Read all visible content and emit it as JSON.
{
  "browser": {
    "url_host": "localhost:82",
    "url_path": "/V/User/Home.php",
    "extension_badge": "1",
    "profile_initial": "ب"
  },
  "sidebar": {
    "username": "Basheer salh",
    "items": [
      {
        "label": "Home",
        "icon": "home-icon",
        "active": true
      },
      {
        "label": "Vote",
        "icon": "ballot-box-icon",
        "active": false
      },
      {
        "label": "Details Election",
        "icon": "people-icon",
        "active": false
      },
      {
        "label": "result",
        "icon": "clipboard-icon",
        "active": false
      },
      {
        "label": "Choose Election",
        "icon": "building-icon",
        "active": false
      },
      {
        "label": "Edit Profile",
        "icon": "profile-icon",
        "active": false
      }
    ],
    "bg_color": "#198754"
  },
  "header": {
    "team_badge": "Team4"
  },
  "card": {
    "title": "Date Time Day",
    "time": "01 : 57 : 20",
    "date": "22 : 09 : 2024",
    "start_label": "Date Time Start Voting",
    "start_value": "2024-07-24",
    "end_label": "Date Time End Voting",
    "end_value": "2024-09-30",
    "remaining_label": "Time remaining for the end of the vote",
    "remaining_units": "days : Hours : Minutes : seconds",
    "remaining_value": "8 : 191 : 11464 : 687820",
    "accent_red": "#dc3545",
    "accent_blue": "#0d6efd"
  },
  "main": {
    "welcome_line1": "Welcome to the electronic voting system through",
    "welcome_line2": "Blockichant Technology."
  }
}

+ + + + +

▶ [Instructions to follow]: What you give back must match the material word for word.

▶ [Answer space]:
Read all visible content and emit it as JSON.
{
  "browser": {
    "url_host": "localhost:82",
    "url_path": "/V/User/Home.php",
    "extension_badge": "1",
    "profile_initial": "ب"
  },
  "sidebar": {
    "username": "Basheer salh",
    "items": [
      {
        "label": "Home",
        "icon": "home-icon",
        "active": true
      },
      {
        "label": "Vote",
        "icon": "ballot-box-icon",
        "active": false
      },
      {
        "label": "Details Election",
        "icon": "people-icon",
        "active": false
      },
      {
        "label": "result",
        "icon": "clipboard-icon",
        "active": false
      },
      {
        "label": "Choose Election",
        "icon": "building-icon",
        "active": false
      },
      {
        "label": "Edit Profile",
        "icon": "profile-icon",
        "active": false
      }
    ],
    "bg_color": "#198754"
  },
  "header": {
    "team_badge": "Team4"
  },
  "card": {
    "title": "Date Time Day",
    "time": "01 : 57 : 20",
    "date": "22 : 09 : 2024",
    "start_label": "Date Time Start Voting",
    "start_value": "2024-07-24",
    "end_label": "Date Time End Voting",
    "end_value": "2024-09-30",
    "remaining_label": "Time remaining for the end of the vote",
    "remaining_units": "days : Hours : Minutes : seconds",
    "remaining_value": "8 : 191 : 11464 : 687820",
    "accent_red": "#dc3545",
    "accent_blue": "#0d6efd"
  },
  "main": {
    "welcome_line1": "Welcome to the electronic voting system through",
    "welcome_line2": "Blockichant Technology."
  }
}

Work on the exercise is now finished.